Natural History Museum to replace a dinosaur with a whale. Grown adults think it’s the worst thing that ever happened


Oh god, there’s a campaign

“Dippy”, “#savedippy” and “Natural History Museum” are trending this morning after the Natural History Museum (NHM) announced it is set to replace its iconic dinosaur with a blue whale.

The popular museum resident, known affectionately as Dippy, is a plastercast model of a diplodocus fossil and has been in the central hall for 37 years.

Come 2017 though, it’s set to be replaced with a complete blue whale skeleton suspended from the ceiling of the Victorian Hintze Hall.

“Everyone loves ‘Dippy’, but it’s just a copy,” Sir Michael Dixon, the NHM’s director, told the BBC, “and what makes this museum special is that we have real objects from the natural world – over 80 million of them – and they enable our scientists and thousands like them from around the world to do real research.”

Natural History Museum

The impressive whale skeleton was bought in 1891 for £250 by the museum’s curators and has been on display in the museum since 1935.

The plan is to suspend the majestic animal from wires, bringing the entrance of the museum more up-to-date.

Natural History Museum

Dippy could be moved to the lawn in front of the NHM as part of a display showing how dinosaurs lived in their environment, said Sir Michael, or may even go on tour to regional museums around the UK.

However, unsurprisingly, many Dippy fans took to Twitter to express their distaste for change.

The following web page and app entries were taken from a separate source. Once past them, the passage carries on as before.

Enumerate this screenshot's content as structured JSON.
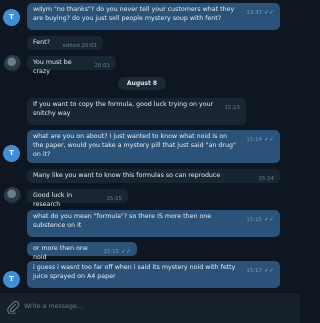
{
  "messages": {
    "m1": {
      "text": "wdym \"no thanks\"? do you never tell your customers what they are buying? do you just sell people mystery soup with fent?",
      "time": "13:37"
    },
    "m2": {
      "text": "Fent?",
      "status": "edited 20:01"
    },
    "m3": {
      "text": "You must be crazy",
      "time": "20:01"
    },
    "m4": {
      "text": "If you want to copy the formula, good luck trying on your snitchy way",
      "time": "15:13"
    },
    "m5": {
      "text": "what are you on about? i just wanted to know what noid is on the paper, would you take a mystery pill that just said \"an drug\" on it?",
      "time": "15:14"
    },
    "m6": {
      "text": "Many like you want to know this formulas so can reproduce",
      "time": "15:14"
    },
    "m7": {
      "text": "Good luck in research",
      "time": "15:15"
    },
    "m8": {
      "text": "what do you mean \"formula\"? so there IS more then one substence on it",
      "time": "15:15"
    },
    "m9": {
      "text": "or more then one noid",
      "time": "15:15"
    },
    "m10": {
      "text": "i guess i wasnt too far off when i said its mystery noid with fetty juice sprayed on A4 paper",
      "time": "15:17"
    }
  },
  "date_separator": "August 8",
  "avatar_initial": "T",
  "compose": {
    "placeholder": "Write a message..."
  },
  "colors": {
    "background": "#0e1621",
    "outgoing": "#2b5278",
    "incoming": "#182533",
    "accent": "#3e8fd8"
  },
  "icons": {
    "attach": "paperclip-icon",
    "read": "double-check-icon"
  }
}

Newspaper the Metro has started a campaign against moving Dippy and a @saveDippy Twitter account has also appeared.

Some interesting uses of “worst news ever” by sentimental people who are genuinely upset:

(Let’s just recap – it’s not a real dinosaur and it’s not being destroyed.)



Rich money fistpump

High-net-worth-individuals own 38% of UK wealth with $3.5 trillion

Is the TfL video racist?

Is this Transport for London video racist?

Pound money work women

Here’s another big hint that it’ll be a while before interest rates go up